Table 1 presents the values of the test parameters defined for the micro-abrasive wear experiments.
The normal force value defined for the wear experiments was
All tests were
3. Results and discussion
Figures 6 and 7 show examples of worn surfaces obtained in the experiments; in all wear craters, the maximum depth (
The actions of the micro-abrasive wear modes showed an important influence on the volume of wear and on the coefficient of friction of the thin films studied in this research. A significant increase in the volume of abrasive particles from
Figures 8 and 9 show the behaviors of the volume of wear (
The values of the volume of wear reported under conditions of “rolling abrasion” (high-abrasive slurry concentration,
The values of the coefficient of friction reported under “grooving abrasion” (low-abrasive slurry concentration,
The results obtained indicated the conclusions:
The concentration of abrasive slurry affected the occurrence of “grooving abrasion”—under low concentration—or “rolling abrasion,” under high concentration.
The volume of wear increased with the increase of the abrasive slurry concentration.
With the low concentration of abrasive slurry, “grooving abrasion” and, consequently, high values of coefficient of friction were reported. In this situation, the abrasive particles were incrusted on the counter-body, hindering their movements and generating high tangential forces.
On the other hand, when the high concentration of abrasive slurry was used, “rolling abrasion” occurred.
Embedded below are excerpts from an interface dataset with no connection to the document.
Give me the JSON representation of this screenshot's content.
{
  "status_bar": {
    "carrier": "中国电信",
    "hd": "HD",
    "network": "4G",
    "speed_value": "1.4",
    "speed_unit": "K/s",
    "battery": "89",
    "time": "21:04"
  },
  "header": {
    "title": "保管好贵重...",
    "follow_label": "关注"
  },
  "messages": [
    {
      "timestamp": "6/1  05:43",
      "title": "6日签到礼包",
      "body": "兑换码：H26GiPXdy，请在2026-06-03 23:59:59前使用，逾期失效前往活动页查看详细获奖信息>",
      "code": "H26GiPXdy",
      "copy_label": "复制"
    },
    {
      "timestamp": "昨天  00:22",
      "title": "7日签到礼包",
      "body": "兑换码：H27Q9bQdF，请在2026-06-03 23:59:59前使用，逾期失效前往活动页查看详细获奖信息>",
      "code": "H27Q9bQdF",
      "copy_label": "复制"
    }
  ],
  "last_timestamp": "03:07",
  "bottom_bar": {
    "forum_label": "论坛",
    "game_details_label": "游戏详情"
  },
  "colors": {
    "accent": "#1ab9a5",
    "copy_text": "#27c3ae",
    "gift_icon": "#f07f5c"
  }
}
In this case, the abrasive particles were free to roll along the surface of the thin film, causing a low coefficient of friction.
abrasive slurry concentration—in volume, [% SiC + % glycerine] diameter of the wear crater, [mm] diameter of the ball, [mm] depth of the wear crater, [μm] coefficient of wear, [mm3/N m] ball rotational speed, [rpm] normal force, [N] radius of the ball, [mm] tangential force, [N] volume of wear, [mm3] coefficient of friction
abrasive slurry concentration—in volume, [% SiC + % glycerine]
diameter of the wear crater, [mm]
diameter of the ball, [mm]
depth of the wear crater, [μm]
coefficient of wear, [mm3/N m]
ball rotational speed, [rpm]
normal force, [N]
radius of the ball, [mm]
tangential force, [N]
volume of wear, [mm3]
coefficient of friction